TLC NAND has proliferated throughout the storage market, particularly at the lower end. "Budget" is now essentially a code word for TLC in the industry, as cheap MLC drives like Crucial's BX100 or Mushkin's Reactor have become a dying breed. These days, hardly a manufacturer can be found without a TLC-powered, entry-level SSD in its lineup.
Adata loosed an arrow aimed squarely at the budget market earlier this year with its Premier SP550 family of SSDs. This TLC drive is available in a range of capacities from 120GB to 960GB. Check out the specifications of each drive below.
|Capacity||Max sequential (MB/s)||Max random (IOps)|
Adata sent us the 480GB version of the SP550 to test. Serendipitously, our dataset includes 480GB versions of OCZ's Trion 100 and Trion 150, as well as Crucial's BX100. These apt points of comparison will give us a good sense of the SP550's relative strengths and weaknesses.

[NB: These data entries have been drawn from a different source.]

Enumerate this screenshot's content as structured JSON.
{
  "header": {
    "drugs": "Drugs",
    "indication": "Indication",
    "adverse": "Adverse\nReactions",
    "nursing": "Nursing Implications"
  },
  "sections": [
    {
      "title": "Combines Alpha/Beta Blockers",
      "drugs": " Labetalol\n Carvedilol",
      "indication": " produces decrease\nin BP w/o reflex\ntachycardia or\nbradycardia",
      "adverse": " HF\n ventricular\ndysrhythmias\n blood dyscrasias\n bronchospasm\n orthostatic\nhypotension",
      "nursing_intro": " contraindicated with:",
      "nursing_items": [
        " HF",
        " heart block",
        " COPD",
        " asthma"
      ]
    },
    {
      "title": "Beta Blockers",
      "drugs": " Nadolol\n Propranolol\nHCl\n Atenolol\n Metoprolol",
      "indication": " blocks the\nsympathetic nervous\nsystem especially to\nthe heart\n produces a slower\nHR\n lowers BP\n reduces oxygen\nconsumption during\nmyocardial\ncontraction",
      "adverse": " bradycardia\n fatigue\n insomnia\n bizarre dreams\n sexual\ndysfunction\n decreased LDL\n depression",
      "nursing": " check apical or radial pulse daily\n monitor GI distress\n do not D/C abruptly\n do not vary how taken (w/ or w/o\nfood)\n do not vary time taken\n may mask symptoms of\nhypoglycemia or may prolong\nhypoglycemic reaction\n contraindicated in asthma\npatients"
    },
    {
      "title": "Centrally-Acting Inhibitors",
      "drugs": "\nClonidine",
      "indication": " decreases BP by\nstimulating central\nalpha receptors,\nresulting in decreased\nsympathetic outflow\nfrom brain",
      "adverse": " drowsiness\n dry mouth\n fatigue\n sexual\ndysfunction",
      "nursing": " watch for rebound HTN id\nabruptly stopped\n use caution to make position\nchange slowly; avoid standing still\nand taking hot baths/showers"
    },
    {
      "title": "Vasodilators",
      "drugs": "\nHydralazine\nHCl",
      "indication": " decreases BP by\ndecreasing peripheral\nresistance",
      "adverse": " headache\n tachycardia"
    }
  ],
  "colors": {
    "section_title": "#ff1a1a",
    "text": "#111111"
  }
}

Thus far, it may sound like this is shaping up to be another review of a run-of-the-mill TLC drive. While that may yet prove to be the case, crack the SP550 open and there's at least one thing we haven't seen before: 16-nm flash from SK Hynix. These 128Gb chips are distributed into eight quad-die packages, and Adata puts four of those packages on each side of the drive's PCB. We've seen all manner of TLC chips from Micron, Samsung, Toshiba, and Sandisk in the past, but these Hynix packages are a first in the TR storage labs.
Despite its relatively infrequent mentions around here, Hynix consistently stakes out about 10% of the world's NAND market share, according to Statista. Apart from powering Hynix's own SL300 series of SSDs, the company's 16-nm TLC has found its way into even Intel's debut TLC drive, the 540S series. In building that drive with Hynix NAND, Intel quietly skipped over longtime partner Micron's 16-nm TLC product. Micron's TLC did leave us feeling disappointed when we took it for a spin in the BX200, so we can understand Intel's decision.
Speaking of which, the SP550 shares a component with the BX200: Silicon Motion's SM2256 controller. Until now, we've only tested the SM2256 in the BX200, so it'll be nice to find out whether this SM2246EN successor is capable of greater things when divorced from Micron's TLC flash. The SM2256 employs a pseudo-SLC caching scheme, so we should see some higher-than-otherwise-expected burst speeds out of the SP550.
The Premier SP550 480GB currently goes for $112.99 at the Egg or a few bucks more at Amazon. The SP550 range starts at $40 for the 120GB model and ranges up to $240 for the 960GB drive. Adata backs the SP550 series with a three-year warranty, a pretty standard timeframe for a budget TLC product.
Now that we know what we're looking at, let's subject the SP550 to our gauntlet of tests and see what it can do.